*Data shown*.
--
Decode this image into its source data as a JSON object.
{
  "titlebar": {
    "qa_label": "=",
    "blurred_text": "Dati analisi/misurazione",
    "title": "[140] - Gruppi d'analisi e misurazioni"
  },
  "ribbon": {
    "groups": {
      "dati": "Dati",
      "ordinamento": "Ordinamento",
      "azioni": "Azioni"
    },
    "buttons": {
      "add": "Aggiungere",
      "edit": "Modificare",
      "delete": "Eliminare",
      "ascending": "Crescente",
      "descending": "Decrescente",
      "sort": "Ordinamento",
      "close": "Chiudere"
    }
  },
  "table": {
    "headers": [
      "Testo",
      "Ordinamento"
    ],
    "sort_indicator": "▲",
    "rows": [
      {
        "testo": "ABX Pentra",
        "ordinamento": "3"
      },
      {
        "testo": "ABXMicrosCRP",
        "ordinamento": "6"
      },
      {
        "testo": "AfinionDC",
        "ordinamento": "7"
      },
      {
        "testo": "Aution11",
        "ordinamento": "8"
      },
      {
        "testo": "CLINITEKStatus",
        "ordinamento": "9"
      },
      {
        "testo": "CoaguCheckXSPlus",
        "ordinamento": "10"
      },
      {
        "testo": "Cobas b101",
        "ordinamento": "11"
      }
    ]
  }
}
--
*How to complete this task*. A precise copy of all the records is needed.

*Task solution*.
Decode this image into its source data as a JSON object.
{
  "titlebar": {
    "qa_label": "=",
    "blurred_text": "Dati analisi/misurazione",
    "title": "[140] - Gruppi d'analisi e misurazioni"
  },
  "ribbon": {
    "groups": {
      "dati": "Dati",
      "ordinamento": "Ordinamento",
      "azioni": "Azioni"
    },
    "buttons": {
      "add": "Aggiungere",
      "edit": "Modificare",
      "delete": "Eliminare",
      "ascending": "Crescente",
      "descending": "Decrescente",
      "sort": "Ordinamento",
      "close": "Chiudere"
    }
  },
  "table": {
    "headers": [
      "Testo",
      "Ordinamento"
    ],
    "sort_indicator": "▲",
    "rows": [
      {
        "testo": "ABX Pentra",
        "ordinamento": "3"
      },
      {
        "testo": "ABXMicrosCRP",
        "ordinamento": "6"
      },
      {
        "testo": "AfinionDC",
        "ordinamento": "7"
      },
      {
        "testo": "Aution11",
        "ordinamento": "8"
      },
      {
        "testo": "CLINITEKStatus",
        "ordinamento": "9"
      },
      {
        "testo": "CoaguCheckXSPlus",
        "ordinamento": "10"
      },
      {
        "testo": "Cobas b101",
        "ordinamento": "11"
      }
    ]
  }
}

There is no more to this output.